# EXERCISE
Pick out each line of the records in which the word "Tools" appears.

□ □ □

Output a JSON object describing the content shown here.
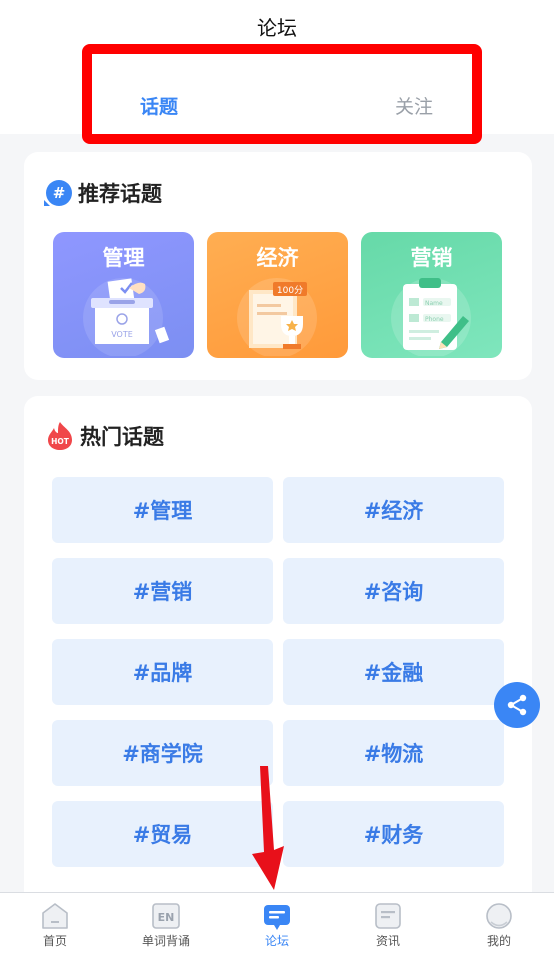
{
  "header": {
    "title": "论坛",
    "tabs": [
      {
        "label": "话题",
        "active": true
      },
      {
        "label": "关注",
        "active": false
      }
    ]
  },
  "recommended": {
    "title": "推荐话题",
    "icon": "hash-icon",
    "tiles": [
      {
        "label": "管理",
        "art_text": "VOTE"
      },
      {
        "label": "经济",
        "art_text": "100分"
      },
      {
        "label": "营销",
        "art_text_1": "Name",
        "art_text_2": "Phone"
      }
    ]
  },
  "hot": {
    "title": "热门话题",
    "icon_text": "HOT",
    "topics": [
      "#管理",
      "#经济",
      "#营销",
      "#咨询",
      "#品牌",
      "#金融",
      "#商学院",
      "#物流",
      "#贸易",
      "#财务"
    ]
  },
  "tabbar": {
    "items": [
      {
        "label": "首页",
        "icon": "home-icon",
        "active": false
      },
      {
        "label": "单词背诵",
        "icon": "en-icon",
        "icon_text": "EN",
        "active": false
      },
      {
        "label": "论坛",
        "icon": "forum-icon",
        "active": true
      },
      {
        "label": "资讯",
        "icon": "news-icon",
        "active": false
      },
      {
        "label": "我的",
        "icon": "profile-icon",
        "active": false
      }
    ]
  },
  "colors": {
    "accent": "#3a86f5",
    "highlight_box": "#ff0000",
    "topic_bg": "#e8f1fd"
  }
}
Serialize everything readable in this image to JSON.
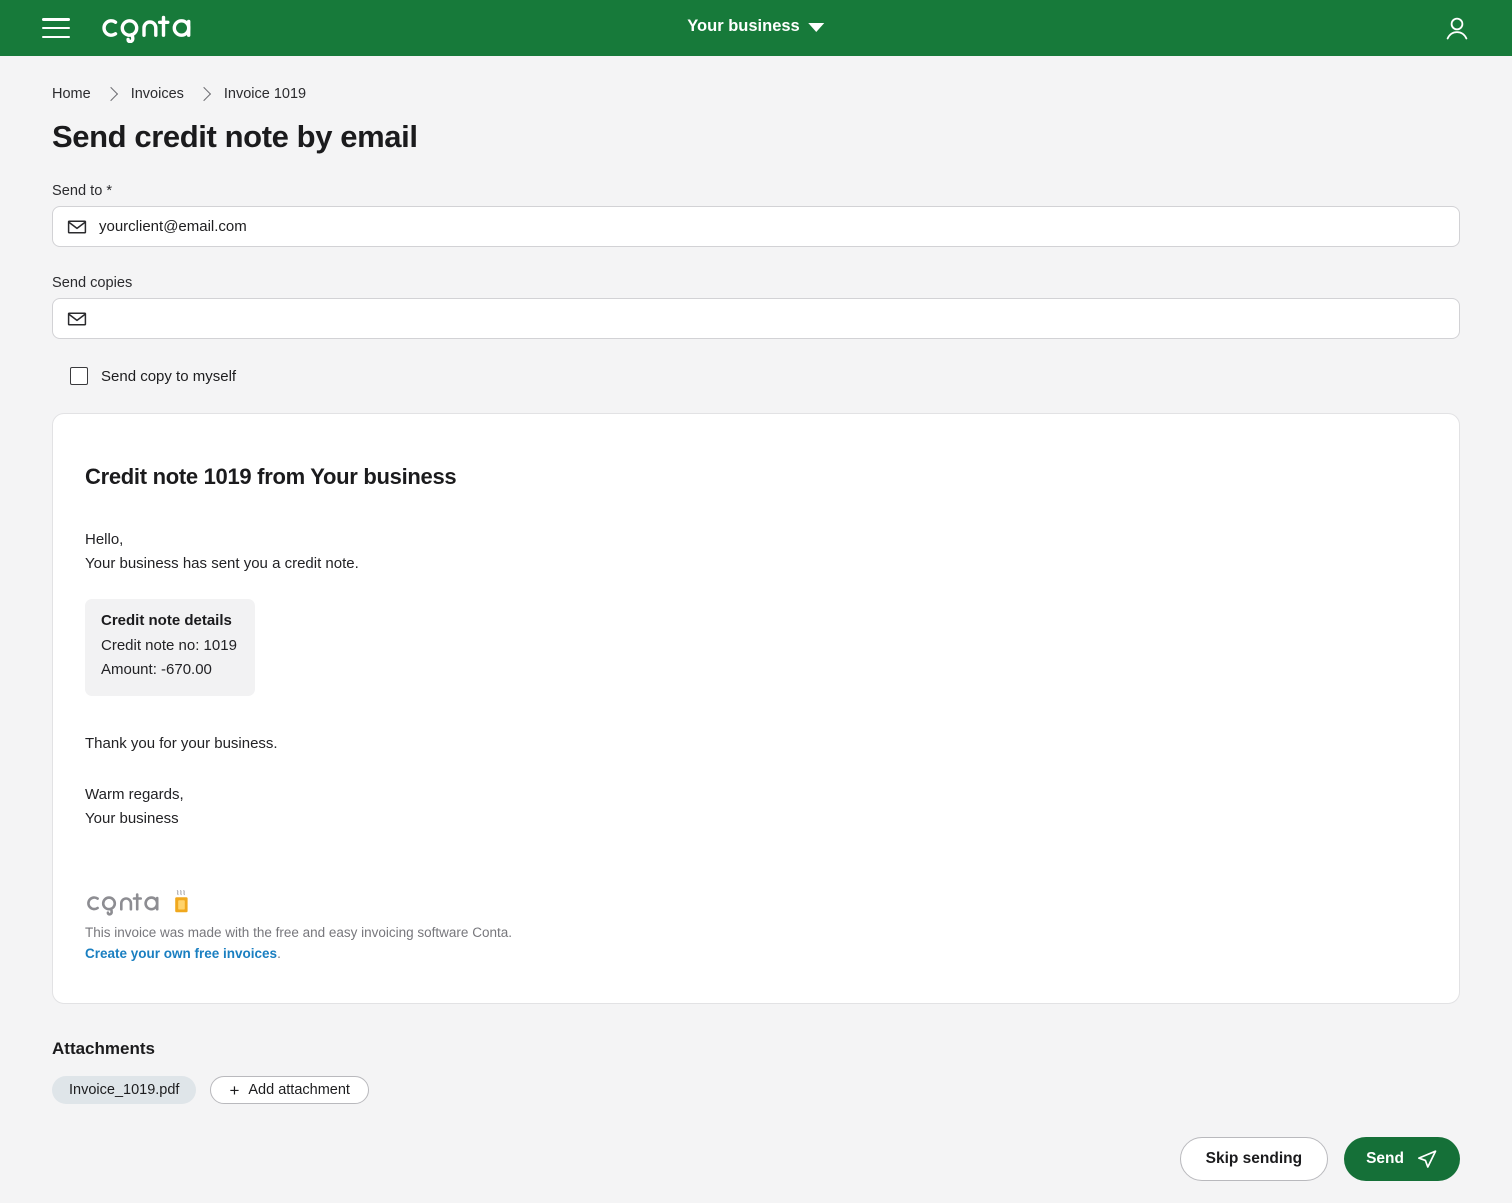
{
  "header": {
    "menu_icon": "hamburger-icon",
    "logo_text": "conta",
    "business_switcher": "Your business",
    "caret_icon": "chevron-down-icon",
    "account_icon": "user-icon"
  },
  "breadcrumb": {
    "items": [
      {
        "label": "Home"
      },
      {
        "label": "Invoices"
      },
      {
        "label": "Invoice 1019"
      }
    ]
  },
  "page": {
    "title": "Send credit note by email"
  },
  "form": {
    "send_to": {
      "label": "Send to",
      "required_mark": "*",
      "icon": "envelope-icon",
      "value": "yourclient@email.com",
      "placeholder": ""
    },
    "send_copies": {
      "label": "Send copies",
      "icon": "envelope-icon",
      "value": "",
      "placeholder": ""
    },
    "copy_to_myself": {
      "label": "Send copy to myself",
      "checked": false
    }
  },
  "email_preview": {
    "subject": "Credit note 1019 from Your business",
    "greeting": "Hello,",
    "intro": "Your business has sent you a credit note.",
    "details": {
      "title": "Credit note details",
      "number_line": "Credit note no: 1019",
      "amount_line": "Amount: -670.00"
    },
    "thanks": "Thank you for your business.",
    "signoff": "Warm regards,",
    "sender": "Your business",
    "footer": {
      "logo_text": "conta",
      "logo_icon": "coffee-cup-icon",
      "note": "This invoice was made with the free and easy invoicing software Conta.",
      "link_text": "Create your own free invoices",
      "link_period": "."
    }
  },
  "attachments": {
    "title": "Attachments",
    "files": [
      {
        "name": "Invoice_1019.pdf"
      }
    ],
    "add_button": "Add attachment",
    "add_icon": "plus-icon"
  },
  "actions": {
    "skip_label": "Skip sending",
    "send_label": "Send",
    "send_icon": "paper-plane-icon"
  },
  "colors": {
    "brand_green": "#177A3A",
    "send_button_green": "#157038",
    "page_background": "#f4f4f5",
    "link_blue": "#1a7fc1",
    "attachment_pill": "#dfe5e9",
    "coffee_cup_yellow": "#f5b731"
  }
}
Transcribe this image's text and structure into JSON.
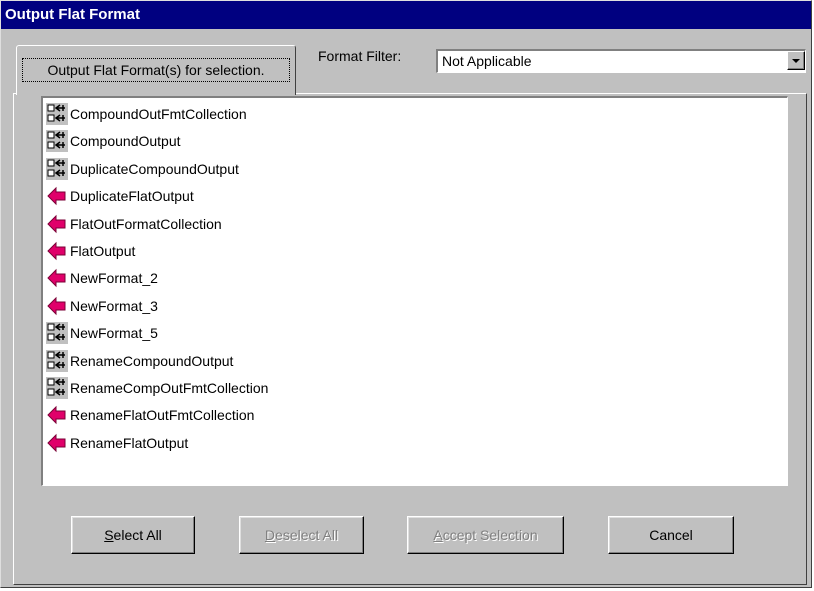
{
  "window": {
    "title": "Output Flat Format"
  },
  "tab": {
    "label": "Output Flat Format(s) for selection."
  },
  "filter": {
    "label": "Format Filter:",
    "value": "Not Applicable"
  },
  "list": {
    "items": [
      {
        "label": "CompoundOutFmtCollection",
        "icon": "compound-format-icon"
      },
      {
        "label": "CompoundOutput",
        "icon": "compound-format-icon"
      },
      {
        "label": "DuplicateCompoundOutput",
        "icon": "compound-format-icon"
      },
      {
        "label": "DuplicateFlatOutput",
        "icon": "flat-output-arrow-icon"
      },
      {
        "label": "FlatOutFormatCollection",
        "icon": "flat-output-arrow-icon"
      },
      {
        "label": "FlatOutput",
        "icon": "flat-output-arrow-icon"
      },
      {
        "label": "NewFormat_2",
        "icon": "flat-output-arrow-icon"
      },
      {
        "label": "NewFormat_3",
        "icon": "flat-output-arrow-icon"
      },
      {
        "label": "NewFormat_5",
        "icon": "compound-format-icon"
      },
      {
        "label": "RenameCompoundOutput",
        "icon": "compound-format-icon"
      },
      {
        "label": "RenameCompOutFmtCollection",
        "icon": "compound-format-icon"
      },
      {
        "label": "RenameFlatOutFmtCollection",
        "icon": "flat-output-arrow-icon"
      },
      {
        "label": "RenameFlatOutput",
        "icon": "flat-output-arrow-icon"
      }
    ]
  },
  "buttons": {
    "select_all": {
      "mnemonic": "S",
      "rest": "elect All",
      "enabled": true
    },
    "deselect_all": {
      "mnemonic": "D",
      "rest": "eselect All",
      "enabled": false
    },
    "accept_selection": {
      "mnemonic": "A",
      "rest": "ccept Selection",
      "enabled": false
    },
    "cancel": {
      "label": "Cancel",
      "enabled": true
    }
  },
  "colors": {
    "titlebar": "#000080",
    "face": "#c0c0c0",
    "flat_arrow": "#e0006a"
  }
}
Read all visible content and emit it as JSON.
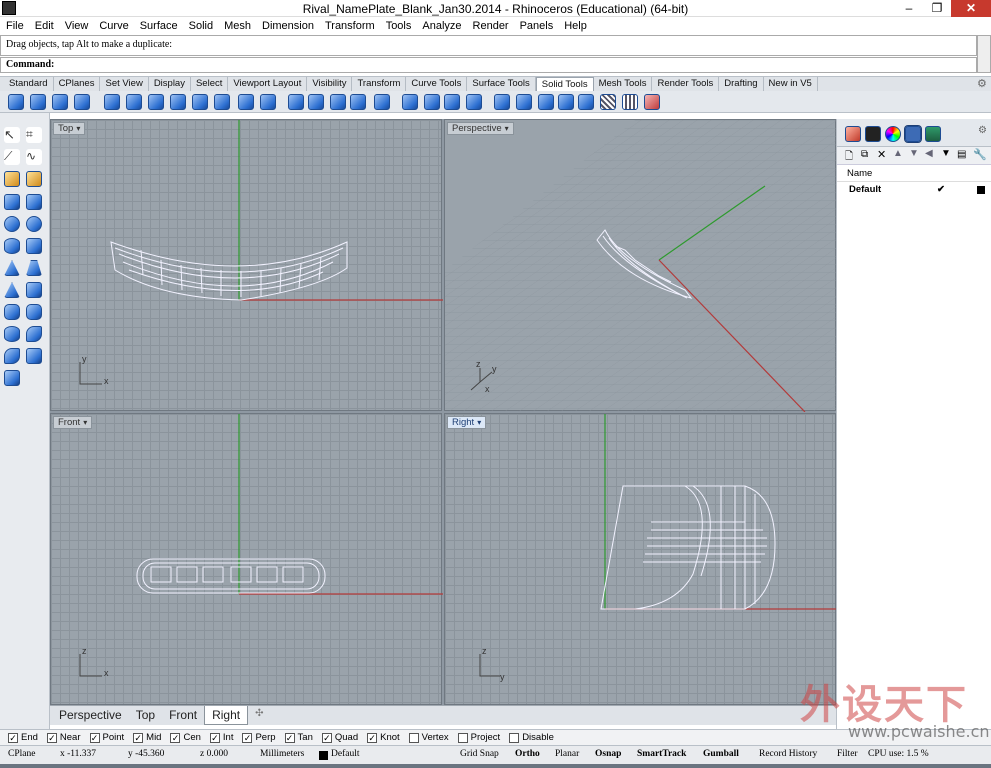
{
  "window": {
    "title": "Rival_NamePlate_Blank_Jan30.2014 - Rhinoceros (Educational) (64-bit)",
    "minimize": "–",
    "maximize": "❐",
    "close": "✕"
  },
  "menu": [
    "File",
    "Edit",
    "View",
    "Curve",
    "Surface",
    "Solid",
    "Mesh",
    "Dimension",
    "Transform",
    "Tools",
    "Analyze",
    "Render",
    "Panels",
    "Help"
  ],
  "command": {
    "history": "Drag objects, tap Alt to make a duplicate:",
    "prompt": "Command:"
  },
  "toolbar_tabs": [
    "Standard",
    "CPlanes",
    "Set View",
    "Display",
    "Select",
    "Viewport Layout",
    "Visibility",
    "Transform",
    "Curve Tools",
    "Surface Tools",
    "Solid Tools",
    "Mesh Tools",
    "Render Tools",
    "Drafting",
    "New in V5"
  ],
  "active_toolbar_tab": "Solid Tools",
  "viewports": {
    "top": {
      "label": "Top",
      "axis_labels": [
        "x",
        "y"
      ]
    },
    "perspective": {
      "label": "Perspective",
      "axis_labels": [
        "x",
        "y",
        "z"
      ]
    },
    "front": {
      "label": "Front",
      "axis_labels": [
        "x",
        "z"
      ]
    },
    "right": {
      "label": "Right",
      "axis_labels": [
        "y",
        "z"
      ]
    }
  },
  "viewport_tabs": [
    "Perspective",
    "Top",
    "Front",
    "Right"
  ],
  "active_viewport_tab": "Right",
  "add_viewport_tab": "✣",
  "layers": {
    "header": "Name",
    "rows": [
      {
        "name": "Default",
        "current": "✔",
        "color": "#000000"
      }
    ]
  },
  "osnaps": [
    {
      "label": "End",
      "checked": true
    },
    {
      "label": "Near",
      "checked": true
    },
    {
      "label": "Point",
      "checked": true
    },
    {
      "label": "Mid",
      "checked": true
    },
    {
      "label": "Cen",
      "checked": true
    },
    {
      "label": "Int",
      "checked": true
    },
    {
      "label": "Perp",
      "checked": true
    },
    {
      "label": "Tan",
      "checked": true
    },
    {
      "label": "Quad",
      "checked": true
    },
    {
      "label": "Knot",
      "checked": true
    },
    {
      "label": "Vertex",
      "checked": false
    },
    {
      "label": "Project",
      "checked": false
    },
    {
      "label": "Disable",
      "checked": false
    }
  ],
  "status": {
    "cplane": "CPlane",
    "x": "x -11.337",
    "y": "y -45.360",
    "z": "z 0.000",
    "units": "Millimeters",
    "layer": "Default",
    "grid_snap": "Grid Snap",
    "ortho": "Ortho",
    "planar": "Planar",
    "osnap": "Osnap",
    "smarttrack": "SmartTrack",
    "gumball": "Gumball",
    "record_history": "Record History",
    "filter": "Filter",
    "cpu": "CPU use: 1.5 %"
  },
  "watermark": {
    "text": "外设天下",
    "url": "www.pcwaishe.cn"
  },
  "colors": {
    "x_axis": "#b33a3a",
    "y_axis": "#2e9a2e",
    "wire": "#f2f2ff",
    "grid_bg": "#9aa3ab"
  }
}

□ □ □

# ANSWER AREA
    "Tools",
    "Curve Tools",
    "Surface Tools",
    "Solid Tools",
    "Mesh Tools",
    "Render Tools",
  "active_toolbar_tab": "Solid Tools",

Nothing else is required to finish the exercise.